Rashid believes their inability to become a concrete political alternative would be exposed in the light of open discussion and debate. Yet these two organizations are becoming poles of attraction throughout Central Asia because the regimes equate all Muslims with subversive activity.
The New Great Game
Can the untapped oil and energy reserves in the region help its peoples develop jobs, training and education? Rashid holds up Unocal’s determination to build a gas pipeline through Afghanistan during the civil war and Taliban rule as an example of how U.S. oil companies use problems and conflicts in the area in order to extract maximum benefits for themselves.

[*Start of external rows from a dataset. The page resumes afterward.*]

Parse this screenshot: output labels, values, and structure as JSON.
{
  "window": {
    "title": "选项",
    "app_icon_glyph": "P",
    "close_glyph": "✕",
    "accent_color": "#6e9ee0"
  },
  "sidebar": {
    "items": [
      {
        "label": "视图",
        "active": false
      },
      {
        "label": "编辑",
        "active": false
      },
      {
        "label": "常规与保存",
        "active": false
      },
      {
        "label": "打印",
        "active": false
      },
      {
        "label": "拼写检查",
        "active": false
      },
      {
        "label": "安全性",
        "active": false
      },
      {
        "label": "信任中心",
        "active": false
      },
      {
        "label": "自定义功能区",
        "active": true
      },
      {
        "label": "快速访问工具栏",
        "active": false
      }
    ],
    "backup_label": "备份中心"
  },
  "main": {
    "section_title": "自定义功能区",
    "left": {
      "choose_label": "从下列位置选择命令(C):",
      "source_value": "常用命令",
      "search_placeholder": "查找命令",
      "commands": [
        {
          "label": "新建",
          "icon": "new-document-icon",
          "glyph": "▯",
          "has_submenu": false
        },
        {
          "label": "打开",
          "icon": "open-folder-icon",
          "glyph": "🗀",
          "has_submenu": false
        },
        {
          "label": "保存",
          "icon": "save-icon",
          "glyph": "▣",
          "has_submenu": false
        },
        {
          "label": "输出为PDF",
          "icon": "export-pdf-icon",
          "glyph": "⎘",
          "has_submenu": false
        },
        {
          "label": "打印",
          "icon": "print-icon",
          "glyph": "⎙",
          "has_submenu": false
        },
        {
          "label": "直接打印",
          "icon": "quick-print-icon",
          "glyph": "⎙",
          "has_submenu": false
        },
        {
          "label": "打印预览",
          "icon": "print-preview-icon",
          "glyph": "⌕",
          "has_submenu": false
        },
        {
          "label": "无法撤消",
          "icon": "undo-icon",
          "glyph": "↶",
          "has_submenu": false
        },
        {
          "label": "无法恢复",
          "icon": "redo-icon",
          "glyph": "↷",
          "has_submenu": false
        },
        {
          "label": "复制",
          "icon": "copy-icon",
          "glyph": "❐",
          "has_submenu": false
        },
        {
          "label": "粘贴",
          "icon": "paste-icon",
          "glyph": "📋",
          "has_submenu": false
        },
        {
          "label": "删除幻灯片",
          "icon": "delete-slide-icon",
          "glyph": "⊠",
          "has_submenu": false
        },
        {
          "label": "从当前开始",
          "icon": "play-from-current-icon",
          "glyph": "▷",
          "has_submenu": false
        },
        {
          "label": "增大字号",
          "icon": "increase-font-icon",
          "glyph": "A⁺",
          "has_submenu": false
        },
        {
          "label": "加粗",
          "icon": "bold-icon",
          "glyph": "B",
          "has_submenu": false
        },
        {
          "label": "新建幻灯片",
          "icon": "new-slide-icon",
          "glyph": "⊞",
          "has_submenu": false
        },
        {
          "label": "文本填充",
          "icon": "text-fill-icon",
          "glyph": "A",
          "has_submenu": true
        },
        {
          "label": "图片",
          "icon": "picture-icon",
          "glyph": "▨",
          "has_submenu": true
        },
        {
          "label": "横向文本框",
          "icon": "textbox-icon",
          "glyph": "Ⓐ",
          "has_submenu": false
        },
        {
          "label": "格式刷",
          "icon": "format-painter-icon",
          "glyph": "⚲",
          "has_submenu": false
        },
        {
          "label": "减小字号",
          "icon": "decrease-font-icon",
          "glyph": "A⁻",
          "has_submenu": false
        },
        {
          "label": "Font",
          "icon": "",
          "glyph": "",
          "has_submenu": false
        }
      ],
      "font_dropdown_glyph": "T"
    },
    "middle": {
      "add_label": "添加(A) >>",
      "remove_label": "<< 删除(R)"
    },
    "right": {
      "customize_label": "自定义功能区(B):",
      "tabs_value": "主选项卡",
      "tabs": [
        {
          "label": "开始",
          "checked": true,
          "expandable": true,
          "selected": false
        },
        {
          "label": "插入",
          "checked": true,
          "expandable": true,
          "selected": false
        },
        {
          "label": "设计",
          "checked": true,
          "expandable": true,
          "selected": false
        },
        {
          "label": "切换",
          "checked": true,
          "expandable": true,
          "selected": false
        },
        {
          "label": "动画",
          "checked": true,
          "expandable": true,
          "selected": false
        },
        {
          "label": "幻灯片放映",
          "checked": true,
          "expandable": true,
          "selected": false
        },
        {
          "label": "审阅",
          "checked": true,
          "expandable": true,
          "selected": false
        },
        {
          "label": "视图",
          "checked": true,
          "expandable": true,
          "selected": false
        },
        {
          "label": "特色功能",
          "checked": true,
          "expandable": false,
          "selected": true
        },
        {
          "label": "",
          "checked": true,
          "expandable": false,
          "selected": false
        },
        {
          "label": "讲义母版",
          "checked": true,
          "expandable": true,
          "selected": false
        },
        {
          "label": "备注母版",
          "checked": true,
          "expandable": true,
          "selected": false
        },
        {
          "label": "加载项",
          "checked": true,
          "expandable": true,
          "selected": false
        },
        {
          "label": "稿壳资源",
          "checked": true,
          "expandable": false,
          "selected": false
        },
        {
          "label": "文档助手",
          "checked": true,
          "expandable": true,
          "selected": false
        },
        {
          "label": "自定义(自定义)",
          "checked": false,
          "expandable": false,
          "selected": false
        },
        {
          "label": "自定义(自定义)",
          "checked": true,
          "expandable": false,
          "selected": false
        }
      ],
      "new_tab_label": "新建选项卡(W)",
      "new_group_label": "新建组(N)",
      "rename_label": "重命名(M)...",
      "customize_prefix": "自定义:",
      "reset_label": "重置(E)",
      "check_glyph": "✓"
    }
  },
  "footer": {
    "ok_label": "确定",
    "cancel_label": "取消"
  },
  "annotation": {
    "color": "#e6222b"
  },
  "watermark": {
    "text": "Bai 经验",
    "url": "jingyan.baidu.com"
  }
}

He points to how Western oil investments are beginning to create an extremely wealthy and corrupt class in Central Asia, breeding social discontent as Mercedes and BMW’s whiz by on the street of Baku and Almaty. He notes the pattern that has appeared in other oil-rich Third World countries such as Indonesia and Nigeria “where money has suddenly poured in: the minuscule elite becomes richer, whilst the overwhelming majority of the population grow poorer and more angry and frustrated.” (Jihad, 237)
While Rashid suggests that the terms of the “Great Game” have changed as post-Soviet Russia, the United States and Britain find themselves at the mercy of forces they helped unleash. But cooperation to eliminate “terrorists” and build up the military capabilities of the Central Asian countries does not translate into social justice for the peoples of the region.
Rashid sees the focus on terrorism since September 11th as the opportunity for change, writing “By joining the Western alliance against Al Qaeda, the Central Asian states have made a commitment to the international community’s war on terrorism and Islamic extremism.” In so doing, the Central Asian regimes will be forced by their alliance to “conduct themselves in line with international standards of democracy building, economic development and social responsibility.” (Jihad, 244)
This diagnosis confuses the cure with the disease. The pattern of economic stagnation combined with repression that Jihad outlines will only be reinforced by the introduction of U.S. troops stationed in Kyrgyzstan and Uzbekistan* in the aftermath of September 11th. The military cooperation between Russia and the United States will lead to greater violations of human rights in the region. Above all, as the author writes in his concluding paragraph, “The real crisis in Central Asia lies with the state, not with the insurgents.” (245)
ATC 99, July-August 2002